Given data>
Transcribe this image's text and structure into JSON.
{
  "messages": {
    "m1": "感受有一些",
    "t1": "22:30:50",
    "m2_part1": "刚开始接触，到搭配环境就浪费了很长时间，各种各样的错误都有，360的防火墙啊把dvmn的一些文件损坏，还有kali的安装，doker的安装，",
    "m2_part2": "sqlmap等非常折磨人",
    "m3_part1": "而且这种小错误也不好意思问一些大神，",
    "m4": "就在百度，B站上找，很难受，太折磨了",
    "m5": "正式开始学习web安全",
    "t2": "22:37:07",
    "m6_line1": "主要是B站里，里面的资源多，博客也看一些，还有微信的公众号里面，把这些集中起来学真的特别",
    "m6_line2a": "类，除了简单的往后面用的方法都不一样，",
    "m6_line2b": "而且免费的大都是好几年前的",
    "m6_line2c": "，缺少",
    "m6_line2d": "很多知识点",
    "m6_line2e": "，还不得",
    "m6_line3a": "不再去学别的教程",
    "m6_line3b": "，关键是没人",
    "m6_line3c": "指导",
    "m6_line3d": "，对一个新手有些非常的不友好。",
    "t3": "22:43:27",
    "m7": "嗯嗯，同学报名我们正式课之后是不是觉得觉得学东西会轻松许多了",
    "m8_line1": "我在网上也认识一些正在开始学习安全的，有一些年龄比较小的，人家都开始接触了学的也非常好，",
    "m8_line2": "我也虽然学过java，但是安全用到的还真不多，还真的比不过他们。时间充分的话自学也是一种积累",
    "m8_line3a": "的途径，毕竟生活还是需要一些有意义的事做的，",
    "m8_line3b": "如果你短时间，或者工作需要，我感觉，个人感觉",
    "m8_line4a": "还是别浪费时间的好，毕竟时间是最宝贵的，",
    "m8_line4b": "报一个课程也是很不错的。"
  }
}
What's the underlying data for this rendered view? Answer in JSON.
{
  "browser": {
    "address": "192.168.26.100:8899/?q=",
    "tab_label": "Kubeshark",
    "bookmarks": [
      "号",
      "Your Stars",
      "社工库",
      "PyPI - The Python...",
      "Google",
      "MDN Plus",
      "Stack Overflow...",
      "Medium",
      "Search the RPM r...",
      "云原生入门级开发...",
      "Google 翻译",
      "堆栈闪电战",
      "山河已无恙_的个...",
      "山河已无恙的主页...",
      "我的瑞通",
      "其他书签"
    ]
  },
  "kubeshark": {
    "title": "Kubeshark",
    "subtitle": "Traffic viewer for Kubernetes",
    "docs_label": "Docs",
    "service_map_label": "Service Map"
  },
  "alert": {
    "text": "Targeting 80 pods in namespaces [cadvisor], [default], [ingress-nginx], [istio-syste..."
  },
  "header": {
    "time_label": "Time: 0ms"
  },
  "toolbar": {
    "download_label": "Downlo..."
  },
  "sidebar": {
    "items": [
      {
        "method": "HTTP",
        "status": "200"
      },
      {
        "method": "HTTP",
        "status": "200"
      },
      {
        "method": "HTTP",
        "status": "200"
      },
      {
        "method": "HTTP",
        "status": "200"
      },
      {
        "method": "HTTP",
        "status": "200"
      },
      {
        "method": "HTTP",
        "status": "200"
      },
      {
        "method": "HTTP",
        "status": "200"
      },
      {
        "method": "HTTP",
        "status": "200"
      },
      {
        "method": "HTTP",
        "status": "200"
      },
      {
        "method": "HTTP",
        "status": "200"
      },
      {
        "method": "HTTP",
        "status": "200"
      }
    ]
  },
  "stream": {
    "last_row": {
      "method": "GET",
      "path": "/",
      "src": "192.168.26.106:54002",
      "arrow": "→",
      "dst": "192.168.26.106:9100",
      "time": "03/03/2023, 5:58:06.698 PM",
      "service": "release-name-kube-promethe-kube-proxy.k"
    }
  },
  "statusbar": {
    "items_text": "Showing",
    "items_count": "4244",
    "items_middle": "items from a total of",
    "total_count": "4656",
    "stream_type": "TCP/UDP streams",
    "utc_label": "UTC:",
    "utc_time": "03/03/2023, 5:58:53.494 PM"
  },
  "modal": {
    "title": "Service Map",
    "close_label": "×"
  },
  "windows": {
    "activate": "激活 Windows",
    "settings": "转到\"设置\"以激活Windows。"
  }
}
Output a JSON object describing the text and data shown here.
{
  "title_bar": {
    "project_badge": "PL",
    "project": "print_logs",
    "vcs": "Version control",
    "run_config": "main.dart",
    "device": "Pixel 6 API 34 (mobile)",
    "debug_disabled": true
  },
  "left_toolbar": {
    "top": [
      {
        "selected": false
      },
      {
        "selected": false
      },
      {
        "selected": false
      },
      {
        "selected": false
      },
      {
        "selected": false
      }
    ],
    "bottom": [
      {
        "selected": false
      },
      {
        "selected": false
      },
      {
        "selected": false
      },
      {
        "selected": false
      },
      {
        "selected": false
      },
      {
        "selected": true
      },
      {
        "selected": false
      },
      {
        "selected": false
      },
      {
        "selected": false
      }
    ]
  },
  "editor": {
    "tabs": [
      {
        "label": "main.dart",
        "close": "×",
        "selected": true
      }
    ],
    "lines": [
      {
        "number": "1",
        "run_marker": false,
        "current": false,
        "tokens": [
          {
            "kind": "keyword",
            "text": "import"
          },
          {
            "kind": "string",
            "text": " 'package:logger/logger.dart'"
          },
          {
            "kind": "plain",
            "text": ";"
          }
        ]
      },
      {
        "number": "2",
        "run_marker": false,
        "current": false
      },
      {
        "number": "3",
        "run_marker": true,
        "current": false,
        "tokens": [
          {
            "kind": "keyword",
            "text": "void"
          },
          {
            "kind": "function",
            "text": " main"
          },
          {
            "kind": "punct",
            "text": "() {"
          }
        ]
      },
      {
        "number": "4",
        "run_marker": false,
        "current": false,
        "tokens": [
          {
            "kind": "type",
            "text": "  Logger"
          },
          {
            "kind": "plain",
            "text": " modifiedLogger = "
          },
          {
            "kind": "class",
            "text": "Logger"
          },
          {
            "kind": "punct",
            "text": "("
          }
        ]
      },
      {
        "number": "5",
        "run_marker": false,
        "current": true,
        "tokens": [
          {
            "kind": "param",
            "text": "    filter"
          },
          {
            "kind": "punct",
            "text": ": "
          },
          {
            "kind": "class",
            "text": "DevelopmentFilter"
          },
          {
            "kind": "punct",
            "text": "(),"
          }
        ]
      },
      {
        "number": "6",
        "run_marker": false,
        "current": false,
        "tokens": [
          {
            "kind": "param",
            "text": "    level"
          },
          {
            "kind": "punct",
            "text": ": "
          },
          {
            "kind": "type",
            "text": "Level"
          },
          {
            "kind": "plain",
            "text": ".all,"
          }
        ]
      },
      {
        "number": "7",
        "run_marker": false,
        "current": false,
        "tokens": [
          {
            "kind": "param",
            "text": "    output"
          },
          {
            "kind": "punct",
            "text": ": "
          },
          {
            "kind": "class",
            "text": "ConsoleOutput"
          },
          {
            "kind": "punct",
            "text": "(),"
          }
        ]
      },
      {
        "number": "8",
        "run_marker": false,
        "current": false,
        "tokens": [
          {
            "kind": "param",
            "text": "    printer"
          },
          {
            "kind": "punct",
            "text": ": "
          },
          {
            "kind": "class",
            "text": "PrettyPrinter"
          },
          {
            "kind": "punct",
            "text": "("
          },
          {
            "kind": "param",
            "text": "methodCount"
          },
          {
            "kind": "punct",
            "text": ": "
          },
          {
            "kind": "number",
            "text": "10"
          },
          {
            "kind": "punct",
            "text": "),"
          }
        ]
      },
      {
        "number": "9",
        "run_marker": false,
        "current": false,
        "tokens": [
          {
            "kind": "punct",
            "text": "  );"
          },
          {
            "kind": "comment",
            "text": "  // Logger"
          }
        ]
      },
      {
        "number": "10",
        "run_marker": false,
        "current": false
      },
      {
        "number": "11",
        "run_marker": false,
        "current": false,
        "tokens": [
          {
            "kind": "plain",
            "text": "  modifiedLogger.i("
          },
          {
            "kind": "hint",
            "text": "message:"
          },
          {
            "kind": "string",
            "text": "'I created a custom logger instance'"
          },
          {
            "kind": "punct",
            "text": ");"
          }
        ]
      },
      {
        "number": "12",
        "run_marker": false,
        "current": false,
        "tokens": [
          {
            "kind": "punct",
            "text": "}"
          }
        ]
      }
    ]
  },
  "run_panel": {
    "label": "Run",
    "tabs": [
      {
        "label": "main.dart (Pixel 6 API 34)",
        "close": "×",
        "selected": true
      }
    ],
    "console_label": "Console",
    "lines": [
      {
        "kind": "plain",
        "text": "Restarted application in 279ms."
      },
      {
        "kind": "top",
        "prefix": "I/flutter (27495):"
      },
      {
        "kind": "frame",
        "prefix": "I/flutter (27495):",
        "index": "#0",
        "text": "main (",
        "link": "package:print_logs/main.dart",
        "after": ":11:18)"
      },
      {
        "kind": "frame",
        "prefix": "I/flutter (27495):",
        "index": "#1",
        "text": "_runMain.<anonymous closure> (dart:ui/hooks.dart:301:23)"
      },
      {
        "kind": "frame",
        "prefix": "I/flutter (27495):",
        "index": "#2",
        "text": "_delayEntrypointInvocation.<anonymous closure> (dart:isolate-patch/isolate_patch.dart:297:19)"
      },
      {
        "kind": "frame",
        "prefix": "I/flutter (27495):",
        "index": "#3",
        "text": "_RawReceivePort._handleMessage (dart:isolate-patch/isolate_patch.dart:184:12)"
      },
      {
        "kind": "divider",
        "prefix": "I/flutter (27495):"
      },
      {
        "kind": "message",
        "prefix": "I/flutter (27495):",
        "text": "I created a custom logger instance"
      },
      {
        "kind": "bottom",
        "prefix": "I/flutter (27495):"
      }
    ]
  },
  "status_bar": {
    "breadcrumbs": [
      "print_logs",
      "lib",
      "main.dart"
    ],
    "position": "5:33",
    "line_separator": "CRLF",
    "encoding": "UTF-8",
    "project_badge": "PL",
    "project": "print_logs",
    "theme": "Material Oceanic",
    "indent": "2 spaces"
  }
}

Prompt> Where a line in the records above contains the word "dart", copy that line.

Solution to the exercise>
    "run_config": "main.dart",
        "label": "main.dart",
            "text": " 'package:logger/logger.dart'"
        "label": "main.dart (Pixel 6 API 34)",
        "link": "package:print_logs/main.dart",
        "text": "_runMain.<anonymous closure> (dart:ui/hooks.dart:301:23)"
        "text": "_delayEntrypointInvocation.<anonymous closure> (dart:isolate-patch/isolate_patch.dart:297:19)"
        "text": "_RawReceivePort._handleMessage (dart:isolate-patch/isolate_patch.dart:184:12)"
      "main.dart"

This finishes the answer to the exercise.